If it wasn’t for the rest of the non-Brewers offseason activity flowing like chilled molasses, it might almost feel as though Yu Darvish is just torturing everyone. Only two free agents have landed deals for more than $50 million and only one has gotten more than three years, so it only makes sense for the top pitcher on the market to dig in his heels and get the most he possibly can. And he’s not alone. Jake Arrieta and Alex Cobb seem to be doing much the same, as well they should.
The Cubs have been in on all three to varying degrees this winter, with Darvish emerging as their preferred target of late. At least five other teams have been named as possibilities for the Japanese pitcher, with the inevitable mystery team or two lurking at the periphery. But the Yankees and Dodgers would need to pull off some serious payroll gymnastics to stay under the cap and the Astros filled out their rotation by trading for Gerrit Cole.
With more than $30 million under the luxury tax threshold, a roster that’s a contender as it now stands, and a great atmosphere on pretty much all fronts, it figures that the Cubs would be frontrunners to land Darvish. That’s the sense coming from many around baseball, including rival executives, but it’s far from a sure thing.
Not sure how close Yu Darvish is to a decision, but the field appears to be narrowing. Some execs think #Cubs are still the frontrunner. The rest of the starting market is waiting for him to make a call.
— Jerry Crasnick (@jcrasnick) January 27, 2018
Jon Heyman notes that Twins have made Darvish their No. 1 target and that they “were expected to make their play this week assuming they got a signal they’d have a chance.” All indications are that they’re still in it, though their reported $150 million limit could prove detrimental.
The Brewers were also mentioned in Heyman’s piece, though Ken Rosenthal noted recently that they aren’t likely to pursue Darvish or the other top pitchers after their twin acquisitions of Christian Yelich and Lorenzo Cain.
Then there’s this final paragraph from Heyman’s column, which I found a little strange:
It should also be noted that the Cubs’ signing of Chris Gimenez should not be taken to mean that it gives them a leg up in the Yu Darvish derby, sources say.

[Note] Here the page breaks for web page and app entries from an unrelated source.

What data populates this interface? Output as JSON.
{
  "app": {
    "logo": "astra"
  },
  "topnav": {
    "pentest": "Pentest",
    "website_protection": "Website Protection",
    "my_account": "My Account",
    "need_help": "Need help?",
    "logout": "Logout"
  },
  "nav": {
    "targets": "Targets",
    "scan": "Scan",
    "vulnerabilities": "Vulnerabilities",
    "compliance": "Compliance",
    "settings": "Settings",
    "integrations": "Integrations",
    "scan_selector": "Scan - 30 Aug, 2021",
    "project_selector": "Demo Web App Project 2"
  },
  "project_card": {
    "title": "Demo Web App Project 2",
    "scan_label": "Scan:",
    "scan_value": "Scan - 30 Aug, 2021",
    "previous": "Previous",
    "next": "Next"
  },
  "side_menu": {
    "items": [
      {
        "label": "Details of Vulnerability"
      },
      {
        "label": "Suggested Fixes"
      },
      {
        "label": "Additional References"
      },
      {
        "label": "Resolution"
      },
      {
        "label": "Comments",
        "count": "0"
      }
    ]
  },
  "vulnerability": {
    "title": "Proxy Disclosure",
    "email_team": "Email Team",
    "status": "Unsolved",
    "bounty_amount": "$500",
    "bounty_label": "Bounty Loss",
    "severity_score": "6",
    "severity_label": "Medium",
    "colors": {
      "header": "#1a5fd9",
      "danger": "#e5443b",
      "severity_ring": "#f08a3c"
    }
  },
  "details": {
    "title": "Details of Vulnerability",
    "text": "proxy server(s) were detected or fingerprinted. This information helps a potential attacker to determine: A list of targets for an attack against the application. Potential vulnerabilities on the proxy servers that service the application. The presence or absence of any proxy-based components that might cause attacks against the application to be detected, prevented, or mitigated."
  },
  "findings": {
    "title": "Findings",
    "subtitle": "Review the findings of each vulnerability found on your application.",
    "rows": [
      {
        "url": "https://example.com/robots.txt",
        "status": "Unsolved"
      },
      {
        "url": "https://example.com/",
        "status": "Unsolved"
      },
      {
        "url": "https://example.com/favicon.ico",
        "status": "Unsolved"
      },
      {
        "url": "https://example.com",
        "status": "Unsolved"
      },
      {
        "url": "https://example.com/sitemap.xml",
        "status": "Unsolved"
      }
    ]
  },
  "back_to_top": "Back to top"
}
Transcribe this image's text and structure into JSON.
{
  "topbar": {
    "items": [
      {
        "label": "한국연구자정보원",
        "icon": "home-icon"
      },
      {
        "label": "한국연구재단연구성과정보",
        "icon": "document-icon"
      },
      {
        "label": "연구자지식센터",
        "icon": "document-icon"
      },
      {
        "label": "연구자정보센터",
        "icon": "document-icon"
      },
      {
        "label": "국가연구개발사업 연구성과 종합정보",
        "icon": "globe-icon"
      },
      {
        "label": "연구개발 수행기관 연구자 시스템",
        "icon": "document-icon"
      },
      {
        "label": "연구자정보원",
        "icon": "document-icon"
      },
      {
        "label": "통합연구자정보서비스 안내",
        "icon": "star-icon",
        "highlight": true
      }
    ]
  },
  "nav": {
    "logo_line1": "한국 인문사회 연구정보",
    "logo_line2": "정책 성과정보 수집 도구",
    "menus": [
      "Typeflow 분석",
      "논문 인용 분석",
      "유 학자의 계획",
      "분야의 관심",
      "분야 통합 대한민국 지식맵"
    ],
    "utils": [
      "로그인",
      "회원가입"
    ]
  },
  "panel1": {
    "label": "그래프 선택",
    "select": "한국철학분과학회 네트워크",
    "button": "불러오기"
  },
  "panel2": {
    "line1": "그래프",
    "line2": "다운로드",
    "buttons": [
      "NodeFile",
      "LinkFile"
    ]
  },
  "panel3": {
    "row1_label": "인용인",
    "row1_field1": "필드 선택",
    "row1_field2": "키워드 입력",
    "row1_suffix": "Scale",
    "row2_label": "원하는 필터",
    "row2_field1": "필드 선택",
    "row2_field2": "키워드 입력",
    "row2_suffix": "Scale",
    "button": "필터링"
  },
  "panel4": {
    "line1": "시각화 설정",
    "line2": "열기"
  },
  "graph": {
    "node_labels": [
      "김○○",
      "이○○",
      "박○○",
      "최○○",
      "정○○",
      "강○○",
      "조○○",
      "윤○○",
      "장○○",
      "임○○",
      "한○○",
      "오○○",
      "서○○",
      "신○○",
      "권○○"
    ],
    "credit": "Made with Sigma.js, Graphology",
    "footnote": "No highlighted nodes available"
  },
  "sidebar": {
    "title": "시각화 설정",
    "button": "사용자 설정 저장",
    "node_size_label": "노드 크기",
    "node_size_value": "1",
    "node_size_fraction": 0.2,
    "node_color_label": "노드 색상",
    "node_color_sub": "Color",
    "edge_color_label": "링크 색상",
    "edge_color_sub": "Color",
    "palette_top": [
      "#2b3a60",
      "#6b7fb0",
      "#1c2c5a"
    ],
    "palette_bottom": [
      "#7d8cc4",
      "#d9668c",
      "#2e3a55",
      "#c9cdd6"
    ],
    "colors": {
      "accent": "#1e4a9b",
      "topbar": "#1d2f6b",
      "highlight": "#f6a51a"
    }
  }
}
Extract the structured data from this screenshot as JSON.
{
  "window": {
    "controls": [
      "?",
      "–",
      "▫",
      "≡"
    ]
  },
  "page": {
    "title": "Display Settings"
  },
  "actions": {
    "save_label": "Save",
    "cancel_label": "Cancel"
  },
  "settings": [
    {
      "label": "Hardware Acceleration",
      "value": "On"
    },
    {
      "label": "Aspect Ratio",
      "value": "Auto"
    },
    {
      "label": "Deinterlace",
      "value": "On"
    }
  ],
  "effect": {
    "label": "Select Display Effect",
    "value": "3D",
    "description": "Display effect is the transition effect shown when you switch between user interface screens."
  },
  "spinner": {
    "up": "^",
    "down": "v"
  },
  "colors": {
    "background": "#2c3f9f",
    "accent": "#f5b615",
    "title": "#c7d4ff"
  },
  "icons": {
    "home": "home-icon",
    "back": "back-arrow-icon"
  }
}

The Cubs probably have a good chance to land Darvish, anyway, but signing a personal catcher isn’t going to do the trick.
While signing Darvish’s friend and favorite catcher isn’t going to entice the pitcher to sign with the Cubs for less money or fewer years, but it’s a definite value-add. If all other things were equal, having Gimenez in the fold could help tip the scales in the Cubs’ favor.
In fact, that’s likely what the veteran catcher has been trying to do ever since he signed with Chicago earlier in the week. Though he said he wasn’t actively recruiting Darvish, Gimenez told MLB Network Radio that the two had spoken “probably 10 or 12 times” over the previous five days about “whatever else I need to pass on, it’s my job to do that.”
Call me crazy, but that sure makes it sound like a sales pitch was involved at some point.
As convincing as Gimenez may be and as good as the friendship is, the decision is still going to come down to what Darvish feels is his best opportunity. That will be influenced by a number of different categories, one of which is the contract he’ll be offered. The Cubs have the ability to give him the AAV he wants, though it sounds like the length of the deal could be an issue.
We had heard a while back that they were unwilling to push beyond four years on Arrieta, so it figures the same was true of their offer to Darvish. Bruce Levine had mentioned as much a few weeks ago and he reiterated that thought during his Inside the Clubhouse show on 670 the Score Saturday morning, saying that a fifth year might get it done.
No one really knows for sure and very little has been revealed when it comes to the terms being discussed, so it’s really anyone’s guess at this point. What we do know is that Jed Hoyer recently told The Score that the Cubs are maintaining “consistent dialogue” with multiple free agents and that they’re negotiating “on middle ground.”
It’s easy enough to read that and interpret it to mean that maybe the Cubs started at four years with Darvish at six, with that fifth year in the middle. Could $125 million get it done at that length, maybe with an opt-out after the second year? Perhaps front-loading it would aid the cause. If you’re so inclined, feel free to comment with what you’d offer or what you think the Cubs should/will.
Wherever he ends up, Darvish should be making a decision here soon. But wait, what will I write about after that?